Basic overview of a herniated disc
A herniated disc can lead to debilitating symptoms that can get in the way of your ability to lead a good quality of life. While this is a relatively common condition, many people diagnosed with a herniated disc may not know exactly what this condition is. The following information can help you be a more educated patient who is able to make an informed decision about treatment.
What is a herniated disc?
The discs of the spine cushion the vertebrae and help absorb the impact that walking, running and other daily activities place upon the neck and back. These discs are composed of two elements, a tough outer shell and a gelatinous core. Over time, the outer layer can become brittle and lose the elasticity that allows it to keep its shape. Sometimes, this shell can begin to bulge or even break open, and the core can be pushed out into the spinal column, resulting in a herniated disc. This condition can cause local pain and irritation as well as radiating symptoms that are the result of displaced disc material putting pressure on nearby spinal nerves. These symptoms can vary depending on which nerves are affected, so they can range from back pain to weakness in an arm to shooting, electrical sensations traveling down the legs.
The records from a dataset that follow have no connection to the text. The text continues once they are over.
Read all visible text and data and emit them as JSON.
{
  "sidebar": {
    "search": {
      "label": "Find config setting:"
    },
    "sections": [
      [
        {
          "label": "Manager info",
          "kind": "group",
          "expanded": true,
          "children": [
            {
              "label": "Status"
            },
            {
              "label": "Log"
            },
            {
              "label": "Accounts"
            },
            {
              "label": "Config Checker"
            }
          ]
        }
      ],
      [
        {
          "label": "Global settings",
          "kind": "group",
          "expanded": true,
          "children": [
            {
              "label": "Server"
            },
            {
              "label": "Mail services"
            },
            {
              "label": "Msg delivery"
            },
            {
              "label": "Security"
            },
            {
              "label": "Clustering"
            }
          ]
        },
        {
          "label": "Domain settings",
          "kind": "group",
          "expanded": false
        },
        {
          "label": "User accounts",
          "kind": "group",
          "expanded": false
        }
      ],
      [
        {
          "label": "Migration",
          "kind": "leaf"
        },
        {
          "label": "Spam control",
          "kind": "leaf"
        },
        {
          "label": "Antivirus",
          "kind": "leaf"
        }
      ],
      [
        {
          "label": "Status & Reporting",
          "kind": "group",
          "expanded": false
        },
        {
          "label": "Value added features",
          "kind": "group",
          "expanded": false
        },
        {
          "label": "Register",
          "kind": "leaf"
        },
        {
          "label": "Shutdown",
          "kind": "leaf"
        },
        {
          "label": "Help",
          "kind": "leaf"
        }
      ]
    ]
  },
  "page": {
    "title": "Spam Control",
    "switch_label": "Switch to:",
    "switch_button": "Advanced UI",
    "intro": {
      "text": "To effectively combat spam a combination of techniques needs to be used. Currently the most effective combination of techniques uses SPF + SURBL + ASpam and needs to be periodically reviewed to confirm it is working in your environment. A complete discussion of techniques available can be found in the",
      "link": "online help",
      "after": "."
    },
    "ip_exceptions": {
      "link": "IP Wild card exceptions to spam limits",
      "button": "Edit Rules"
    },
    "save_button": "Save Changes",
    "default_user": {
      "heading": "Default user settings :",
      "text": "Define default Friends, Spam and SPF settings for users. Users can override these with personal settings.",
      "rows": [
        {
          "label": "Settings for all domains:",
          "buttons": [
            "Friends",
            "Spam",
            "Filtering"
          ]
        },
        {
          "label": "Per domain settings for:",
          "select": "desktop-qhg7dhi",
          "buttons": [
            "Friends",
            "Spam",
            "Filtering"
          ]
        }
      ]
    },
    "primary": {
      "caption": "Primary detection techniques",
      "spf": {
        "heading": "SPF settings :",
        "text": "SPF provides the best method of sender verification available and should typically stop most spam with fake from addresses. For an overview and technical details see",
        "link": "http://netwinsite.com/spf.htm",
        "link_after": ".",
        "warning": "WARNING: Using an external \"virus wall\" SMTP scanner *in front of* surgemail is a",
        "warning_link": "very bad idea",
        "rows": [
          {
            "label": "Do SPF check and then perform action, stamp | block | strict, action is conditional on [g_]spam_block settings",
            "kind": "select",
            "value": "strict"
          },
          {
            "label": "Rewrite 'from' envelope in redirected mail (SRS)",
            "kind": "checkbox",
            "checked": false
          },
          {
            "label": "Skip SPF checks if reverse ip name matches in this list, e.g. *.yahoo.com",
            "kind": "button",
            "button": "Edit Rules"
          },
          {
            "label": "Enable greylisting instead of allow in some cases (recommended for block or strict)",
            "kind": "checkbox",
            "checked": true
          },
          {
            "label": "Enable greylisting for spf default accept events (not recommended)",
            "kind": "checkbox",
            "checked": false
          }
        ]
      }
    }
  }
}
Causes and treatments for a herniated disc
A herniated disc can have many causes, with the natural aging process being a primary contributor. As we get older, our bodies begin to dry out, which can cause the discs to lose elasticity. This makes them more susceptible to conditions like bulging or herniation. Other causes and risk factors include:
- Genetics and family history
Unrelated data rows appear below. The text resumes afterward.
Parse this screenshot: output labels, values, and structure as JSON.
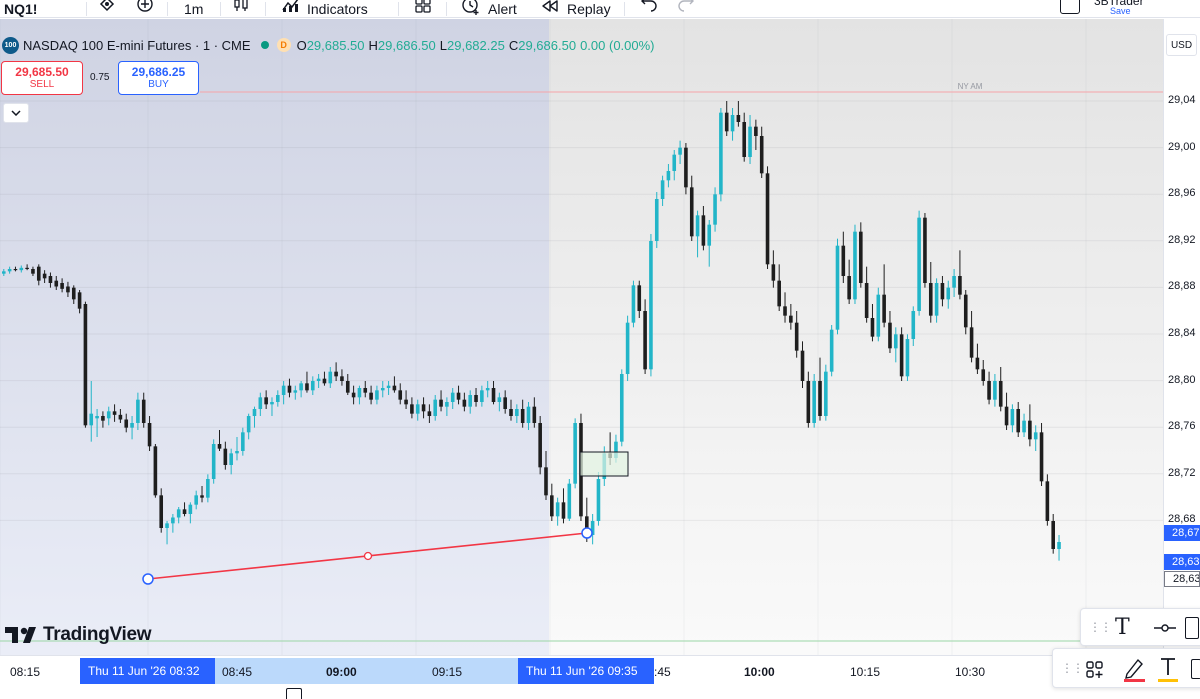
{
  "toolbar": {
    "symbol": "NQ1!",
    "interval": "1m",
    "indicators_label": "Indicators",
    "alert_label": "Alert",
    "replay_label": "Replay",
    "layout_name": "3BTrader",
    "save_label": "Save"
  },
  "legend": {
    "badge": "100",
    "title": "NASDAQ 100 E-mini Futures · 1 · CME",
    "d_badge": "D",
    "o_key": "O",
    "o_val": "29,685.50",
    "h_key": "H",
    "h_val": "29,686.50",
    "l_key": "L",
    "l_val": "29,682.25",
    "c_key": "C",
    "c_val": "29,686.50",
    "change": "0.00 (0.00%)"
  },
  "trade": {
    "sell_price": "29,685.50",
    "sell_label": "SELL",
    "spread": "0.75",
    "buy_price": "29,686.25",
    "buy_label": "BUY"
  },
  "colors": {
    "up": "#22b5c8",
    "down": "#1e1e1e",
    "sell": "#f23645",
    "buy": "#2962ff",
    "session_line": "#f6a4a9"
  },
  "session_label": "NY AM",
  "currency": "USD",
  "price_axis": {
    "ticks": [
      "29,04",
      "29,00",
      "28,96",
      "28,92",
      "28,88",
      "28,84",
      "28,80",
      "28,76",
      "28,72",
      "28,68"
    ],
    "tag_1": "28,67",
    "tag_2": "28,63",
    "tag_3": "28,63"
  },
  "logo_text": "TradingView",
  "time_axis": {
    "labels": [
      {
        "text": "08:15",
        "bold": false
      },
      {
        "text": "08:45",
        "bold": false
      },
      {
        "text": "09:00",
        "bold": true
      },
      {
        "text": "09:15",
        "bold": false
      },
      {
        "text": ":45",
        "bold": false
      },
      {
        "text": "10:00",
        "bold": true
      },
      {
        "text": "10:15",
        "bold": false
      },
      {
        "text": "10:30",
        "bold": false
      }
    ],
    "sel_start": "Thu 11 Jun '26  08:32",
    "sel_end": "Thu 11 Jun '26  09:35"
  },
  "icons": {
    "replay": "replay-icon",
    "alert": "alert-icon",
    "indicators": "indicators-icon",
    "undo": "undo-icon",
    "redo": "redo-icon"
  },
  "chart_data": {
    "type": "candlestick",
    "candles": [
      [
        28892,
        28896,
        28890,
        28894
      ],
      [
        28894,
        28898,
        28892,
        28896
      ],
      [
        28896,
        28898,
        28894,
        28895
      ],
      [
        28895,
        28899,
        28893,
        28897
      ],
      [
        28897,
        28900,
        28895,
        28896
      ],
      [
        28896,
        28898,
        28890,
        28892
      ],
      [
        28898,
        28900,
        28882,
        28886
      ],
      [
        28892,
        28895,
        28884,
        28888
      ],
      [
        28890,
        28893,
        28880,
        28884
      ],
      [
        28886,
        28890,
        28878,
        28881
      ],
      [
        28884,
        28888,
        28876,
        28879
      ],
      [
        28881,
        28885,
        28872,
        28876
      ],
      [
        28880,
        28882,
        28866,
        28870
      ],
      [
        28876,
        28878,
        28858,
        28862
      ],
      [
        28866,
        28868,
        28760,
        28762
      ],
      [
        28762,
        28800,
        28748,
        28772
      ],
      [
        28768,
        28776,
        28752,
        28770
      ],
      [
        28770,
        28774,
        28760,
        28766
      ],
      [
        28768,
        28778,
        28762,
        28774
      ],
      [
        28774,
        28780,
        28765,
        28771
      ],
      [
        28771,
        28776,
        28764,
        28767
      ],
      [
        28767,
        28772,
        28756,
        28760
      ],
      [
        28760,
        28770,
        28750,
        28764
      ],
      [
        28764,
        28790,
        28758,
        28784
      ],
      [
        28784,
        28790,
        28760,
        28764
      ],
      [
        28764,
        28770,
        28740,
        28744
      ],
      [
        28744,
        28746,
        28700,
        28702
      ],
      [
        28702,
        28708,
        28670,
        28674
      ],
      [
        28674,
        28680,
        28660,
        28678
      ],
      [
        28678,
        28686,
        28670,
        28683
      ],
      [
        28683,
        28692,
        28678,
        28690
      ],
      [
        28690,
        28696,
        28684,
        28686
      ],
      [
        28686,
        28696,
        28678,
        28694
      ],
      [
        28694,
        28706,
        28690,
        28702
      ],
      [
        28702,
        28710,
        28696,
        28700
      ],
      [
        28700,
        28720,
        28696,
        28716
      ],
      [
        28716,
        28750,
        28712,
        28746
      ],
      [
        28746,
        28758,
        28740,
        28742
      ],
      [
        28742,
        28748,
        28724,
        28728
      ],
      [
        28728,
        28742,
        28720,
        28738
      ],
      [
        28738,
        28752,
        28732,
        28740
      ],
      [
        28740,
        28760,
        28736,
        28756
      ],
      [
        28756,
        28772,
        28750,
        28770
      ],
      [
        28770,
        28778,
        28760,
        28776
      ],
      [
        28776,
        28790,
        28770,
        28786
      ],
      [
        28786,
        28792,
        28776,
        28780
      ],
      [
        28780,
        28786,
        28770,
        28782
      ],
      [
        28782,
        28792,
        28778,
        28788
      ],
      [
        28788,
        28800,
        28780,
        28796
      ],
      [
        28796,
        28802,
        28786,
        28790
      ],
      [
        28790,
        28796,
        28784,
        28792
      ],
      [
        28792,
        28800,
        28786,
        28798
      ],
      [
        28798,
        28808,
        28790,
        28792
      ],
      [
        28792,
        28804,
        28788,
        28800
      ],
      [
        28800,
        28806,
        28794,
        28802
      ],
      [
        28802,
        28808,
        28796,
        28798
      ],
      [
        28798,
        28812,
        28794,
        28808
      ],
      [
        28808,
        28816,
        28800,
        28804
      ],
      [
        28804,
        28810,
        28796,
        28800
      ],
      [
        28800,
        28806,
        28788,
        28790
      ],
      [
        28790,
        28796,
        28780,
        28786
      ],
      [
        28786,
        28796,
        28780,
        28794
      ],
      [
        28794,
        28800,
        28786,
        28790
      ],
      [
        28790,
        28796,
        28780,
        28784
      ],
      [
        28784,
        28796,
        28780,
        28792
      ],
      [
        28792,
        28800,
        28786,
        28794
      ],
      [
        28794,
        28800,
        28788,
        28796
      ],
      [
        28796,
        28804,
        28790,
        28792
      ],
      [
        28792,
        28798,
        28780,
        28784
      ],
      [
        28784,
        28792,
        28776,
        28780
      ],
      [
        28780,
        28786,
        28768,
        28772
      ],
      [
        28772,
        28784,
        28766,
        28780
      ],
      [
        28780,
        28786,
        28768,
        28774
      ],
      [
        28774,
        28780,
        28764,
        28770
      ],
      [
        28770,
        28788,
        28766,
        28784
      ],
      [
        28784,
        28792,
        28774,
        28778
      ],
      [
        28778,
        28786,
        28770,
        28782
      ],
      [
        28782,
        28794,
        28776,
        28790
      ],
      [
        28790,
        28796,
        28780,
        28784
      ],
      [
        28784,
        28790,
        28774,
        28778
      ],
      [
        28778,
        28792,
        28772,
        28788
      ],
      [
        28788,
        28794,
        28778,
        28782
      ],
      [
        28782,
        28796,
        28778,
        28792
      ],
      [
        28792,
        28800,
        28786,
        28794
      ],
      [
        28794,
        28800,
        28780,
        28782
      ],
      [
        28782,
        28790,
        28774,
        28786
      ],
      [
        28786,
        28792,
        28772,
        28776
      ],
      [
        28776,
        28784,
        28766,
        28770
      ],
      [
        28770,
        28780,
        28764,
        28776
      ],
      [
        28776,
        28784,
        28760,
        28764
      ],
      [
        28764,
        28782,
        28758,
        28778
      ],
      [
        28778,
        28786,
        28760,
        28764
      ],
      [
        28764,
        28770,
        28720,
        28726
      ],
      [
        28726,
        28740,
        28698,
        28702
      ],
      [
        28702,
        28712,
        28680,
        28684
      ],
      [
        28684,
        28700,
        28676,
        28696
      ],
      [
        28696,
        28708,
        28678,
        28682
      ],
      [
        28682,
        28716,
        28680,
        28712
      ],
      [
        28712,
        28768,
        28708,
        28764
      ],
      [
        28764,
        28772,
        28680,
        28684
      ],
      [
        28684,
        28700,
        28662,
        28668
      ],
      [
        28668,
        28686,
        28660,
        28680
      ],
      [
        28680,
        28722,
        28676,
        28716
      ],
      [
        28716,
        28744,
        28710,
        28738
      ],
      [
        28738,
        28756,
        28728,
        28734
      ],
      [
        28734,
        28754,
        28730,
        28748
      ],
      [
        28748,
        28810,
        28744,
        28806
      ],
      [
        28806,
        28856,
        28800,
        28850
      ],
      [
        28850,
        28886,
        28846,
        28882
      ],
      [
        28882,
        28886,
        28854,
        28860
      ],
      [
        28860,
        28870,
        28806,
        28810
      ],
      [
        28810,
        28926,
        28804,
        28920
      ],
      [
        28920,
        28962,
        28914,
        28956
      ],
      [
        28956,
        28976,
        28950,
        28972
      ],
      [
        28972,
        28986,
        28966,
        28980
      ],
      [
        28980,
        28998,
        28972,
        28994
      ],
      [
        28994,
        29006,
        28986,
        29000
      ],
      [
        29000,
        29004,
        28960,
        28966
      ],
      [
        28966,
        28976,
        28920,
        28924
      ],
      [
        28924,
        28946,
        28906,
        28942
      ],
      [
        28942,
        28950,
        28912,
        28916
      ],
      [
        28916,
        28938,
        28898,
        28934
      ],
      [
        28934,
        28966,
        28928,
        28960
      ],
      [
        28960,
        29034,
        28954,
        29030
      ],
      [
        29030,
        29040,
        29010,
        29014
      ],
      [
        29014,
        29034,
        29006,
        29028
      ],
      [
        29028,
        29040,
        29018,
        29022
      ],
      [
        29022,
        29030,
        28988,
        28992
      ],
      [
        28992,
        29028,
        28986,
        29018
      ],
      [
        29018,
        29024,
        28998,
        29010
      ],
      [
        29010,
        29018,
        28974,
        28978
      ],
      [
        28978,
        28984,
        28896,
        28900
      ],
      [
        28900,
        28912,
        28880,
        28886
      ],
      [
        28886,
        28900,
        28860,
        28864
      ],
      [
        28864,
        28876,
        28850,
        28856
      ],
      [
        28856,
        28866,
        28844,
        28850
      ],
      [
        28850,
        28860,
        28820,
        28826
      ],
      [
        28826,
        28834,
        28794,
        28800
      ],
      [
        28800,
        28808,
        28760,
        28764
      ],
      [
        28764,
        28806,
        28760,
        28800
      ],
      [
        28800,
        28820,
        28766,
        28770
      ],
      [
        28770,
        28814,
        28766,
        28808
      ],
      [
        28808,
        28848,
        28804,
        28844
      ],
      [
        28844,
        28922,
        28840,
        28916
      ],
      [
        28916,
        28928,
        28884,
        28890
      ],
      [
        28890,
        28904,
        28866,
        28870
      ],
      [
        28870,
        28934,
        28866,
        28928
      ],
      [
        28928,
        28936,
        28880,
        28884
      ],
      [
        28884,
        28898,
        28850,
        28854
      ],
      [
        28854,
        28866,
        28834,
        28838
      ],
      [
        28838,
        28880,
        28834,
        28874
      ],
      [
        28874,
        28900,
        28846,
        28850
      ],
      [
        28850,
        28860,
        28824,
        28828
      ],
      [
        28828,
        28846,
        28816,
        28840
      ],
      [
        28840,
        28846,
        28800,
        28804
      ],
      [
        28804,
        28840,
        28800,
        28836
      ],
      [
        28836,
        28864,
        28830,
        28860
      ],
      [
        28860,
        28946,
        28856,
        28940
      ],
      [
        28940,
        28944,
        28880,
        28884
      ],
      [
        28884,
        28902,
        28850,
        28856
      ],
      [
        28856,
        28888,
        28850,
        28884
      ],
      [
        28884,
        28890,
        28864,
        28870
      ],
      [
        28870,
        28886,
        28862,
        28880
      ],
      [
        28880,
        28896,
        28872,
        28890
      ],
      [
        28890,
        28912,
        28870,
        28874
      ],
      [
        28874,
        28878,
        28840,
        28846
      ],
      [
        28846,
        28860,
        28816,
        28820
      ],
      [
        28820,
        28832,
        28806,
        28810
      ],
      [
        28810,
        28818,
        28796,
        28800
      ],
      [
        28800,
        28808,
        28780,
        28784
      ],
      [
        28784,
        28806,
        28778,
        28800
      ],
      [
        28800,
        28812,
        28774,
        28778
      ],
      [
        28778,
        28790,
        28758,
        28762
      ],
      [
        28762,
        28780,
        28756,
        28776
      ],
      [
        28776,
        28782,
        28752,
        28756
      ],
      [
        28756,
        28772,
        28752,
        28766
      ],
      [
        28766,
        28780,
        28744,
        28750
      ],
      [
        28750,
        28762,
        28740,
        28756
      ],
      [
        28756,
        28764,
        28710,
        28714
      ],
      [
        28714,
        28720,
        28676,
        28680
      ],
      [
        28680,
        28686,
        28652,
        28656
      ],
      [
        28656,
        28668,
        28646,
        28662
      ]
    ],
    "session_price": 29040
  }
}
- Tobacco use and excessive alcohol consumption
- Being overweight or obese
- Poor posture
If you have a herniated disc, your doctor will likely recommend that you address the condition through conservative means, such as exercising, undergoing physical therapy and taking over-the-counter pain medications. If weeks or months pass without any noticeable improvement in your herniated disc symptoms, however, surgery may be recommended.
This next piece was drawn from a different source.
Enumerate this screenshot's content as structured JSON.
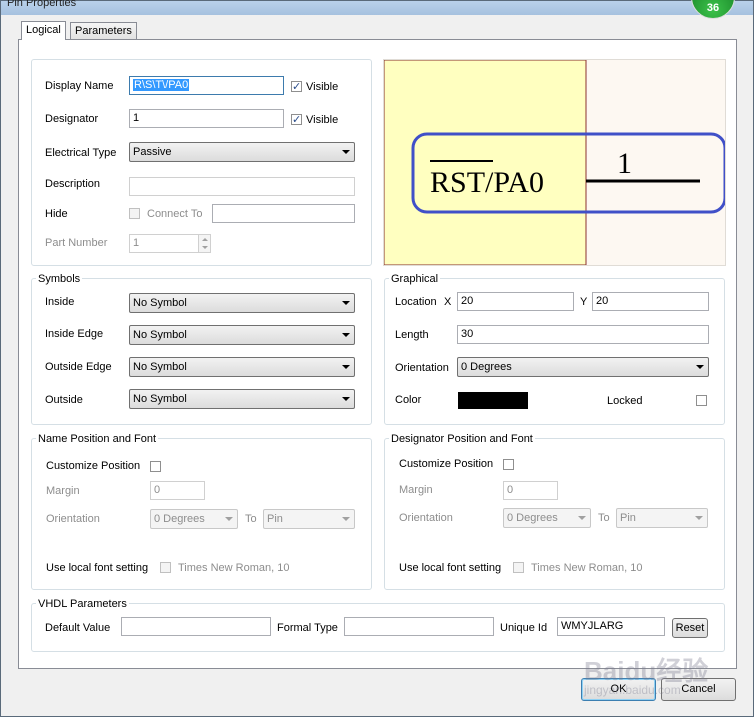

As an alternative to traditional open neck or back procedures, Laser Spine Institute provides minimally invasive spine surgery. Our board-certified surgeons+ use muscle-sparing techniques to access the spine, resulting in a streamlined outpatient experience that provides many advantages to our patients.
For a no-cost MRI review* to determine if you are a potential candidate for one of our procedures, reach out to our caring team today.